We moved offices three times in this period. In November 2009 we moved to Covent Garden for the first time, occupying one floor of a Bedford Street office building. While in March 2013 we moved to the other side of Covent Garden, taking up larger offices in Dryden Street, complete with a dedicated events space and members’ area. And in September 2016 we moved just a couple of streets across to our current home at 22 Stukeley Street - similarly equipped with dedicated areas for members’ use, and for hosting screenings and other events.
2015 saw us negotiate the fourth UK rights Agreement, resulting in a four-year deal and yet another increased sum to share amongst our members. But the negotiating didn’t end there: we established a deal to ensure that UK film directors, writers and producers would share an equal third of the BFI’s ‘Locked Box’ recoupment, to be used for future film development and production. And we signed pay deals with ITV Studios in 2015 and the BBC in 2017.
There was also an increased emphasis on providing for directors throughout their entire careers – and beyond. Firstly, we took on a greater commitment to career development and training. We have established a series of mentoring schemes, training courses, workshops, competitions and masterclasses, with Directors UK members learning their craft and developing their skills on programmes such as Call the Midwife, The Tunnel, Who Do You Think You Are?, Humans, Undercover, Mr. Selfridge, Silent Witness, Casualty, EastEnders, Hollyoaks and Doctors. And secondly, we teamed up with Stage Directors UK and the Directors Guild Trust to launch the Directors Charitable Foundation, a charity dedicated to supporting TV, film and theatre directors who require training and development, and providing assistance to directors in financial distress.

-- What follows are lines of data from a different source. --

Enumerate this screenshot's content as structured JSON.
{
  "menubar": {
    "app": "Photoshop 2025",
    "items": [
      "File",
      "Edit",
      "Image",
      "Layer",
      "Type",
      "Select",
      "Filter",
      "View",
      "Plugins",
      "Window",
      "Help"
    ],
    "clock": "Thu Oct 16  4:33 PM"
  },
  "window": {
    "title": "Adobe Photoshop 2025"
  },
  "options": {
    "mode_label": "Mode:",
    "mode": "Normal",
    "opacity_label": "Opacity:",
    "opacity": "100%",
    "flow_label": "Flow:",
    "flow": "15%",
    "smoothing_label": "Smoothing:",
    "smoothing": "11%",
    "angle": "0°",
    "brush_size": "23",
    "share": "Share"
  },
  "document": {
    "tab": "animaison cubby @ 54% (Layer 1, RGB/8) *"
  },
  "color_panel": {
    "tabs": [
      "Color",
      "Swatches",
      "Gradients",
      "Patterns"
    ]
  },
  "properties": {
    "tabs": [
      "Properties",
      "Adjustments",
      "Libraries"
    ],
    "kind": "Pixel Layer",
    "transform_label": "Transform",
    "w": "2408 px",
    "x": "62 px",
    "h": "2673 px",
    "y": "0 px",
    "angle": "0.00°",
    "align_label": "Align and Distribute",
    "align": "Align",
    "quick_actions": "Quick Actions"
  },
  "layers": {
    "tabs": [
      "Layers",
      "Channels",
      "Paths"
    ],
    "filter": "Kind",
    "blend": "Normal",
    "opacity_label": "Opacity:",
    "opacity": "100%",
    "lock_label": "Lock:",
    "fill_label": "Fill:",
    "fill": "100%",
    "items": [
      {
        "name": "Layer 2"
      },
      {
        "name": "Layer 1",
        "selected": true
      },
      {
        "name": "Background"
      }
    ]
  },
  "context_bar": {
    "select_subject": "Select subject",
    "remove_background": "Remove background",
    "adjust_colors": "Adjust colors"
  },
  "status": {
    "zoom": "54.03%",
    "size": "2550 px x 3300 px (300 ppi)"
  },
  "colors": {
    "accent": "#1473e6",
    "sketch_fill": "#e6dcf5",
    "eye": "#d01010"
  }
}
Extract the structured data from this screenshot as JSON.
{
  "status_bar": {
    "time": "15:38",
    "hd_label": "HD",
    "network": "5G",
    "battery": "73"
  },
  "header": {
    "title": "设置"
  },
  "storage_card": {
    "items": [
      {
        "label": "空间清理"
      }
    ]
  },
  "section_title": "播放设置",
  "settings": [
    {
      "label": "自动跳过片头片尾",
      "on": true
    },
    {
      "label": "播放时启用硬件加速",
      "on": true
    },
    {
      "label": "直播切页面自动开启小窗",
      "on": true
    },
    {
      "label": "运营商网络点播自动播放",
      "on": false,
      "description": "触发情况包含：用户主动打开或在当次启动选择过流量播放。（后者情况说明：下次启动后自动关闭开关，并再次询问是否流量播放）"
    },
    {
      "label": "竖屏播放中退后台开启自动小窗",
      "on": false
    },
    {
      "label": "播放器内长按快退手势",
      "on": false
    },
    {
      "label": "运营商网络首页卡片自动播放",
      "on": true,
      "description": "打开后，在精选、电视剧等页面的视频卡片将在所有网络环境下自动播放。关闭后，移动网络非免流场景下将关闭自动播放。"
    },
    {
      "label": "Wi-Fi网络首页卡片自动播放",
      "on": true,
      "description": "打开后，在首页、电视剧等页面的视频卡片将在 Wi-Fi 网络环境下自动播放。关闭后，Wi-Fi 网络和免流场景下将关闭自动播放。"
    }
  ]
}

Looking to the future
All of which brings us to 2017 and our silver anniversary. A year that started with the appointment of the third Directors UK Chair, Steve Smith, and saw us hold the fourth Directors’ Festival last weekend.
Our 25 years in the business have seen revolutions and counter-revolutions, the next big things that were and the next big things that weren’t. From 2,000 members to over 6,500. From four main terrestrial channels to hundreds of satellite, cable and digital offerings. From a single member of staff to 25 and counting. From celluloid and SFX to digital and VFX. From linear TV to Netflix and chill. From a single room in Victoria to several rooms across two floors in Covent Garden. From The Crystal Maze to…The Crystal Maze. Ok, that last one was a bad example.
But it is in the nature of this industry that things don’t stand still for long. Who knows what the future will hold? As we face the next 25 years, what we can say is that Directors UK will change with the times and always strive to get the best possible return for directors and their work; that we’ll be there making sure directors are protected and their work promoted and treasured. From one of you, to many of us.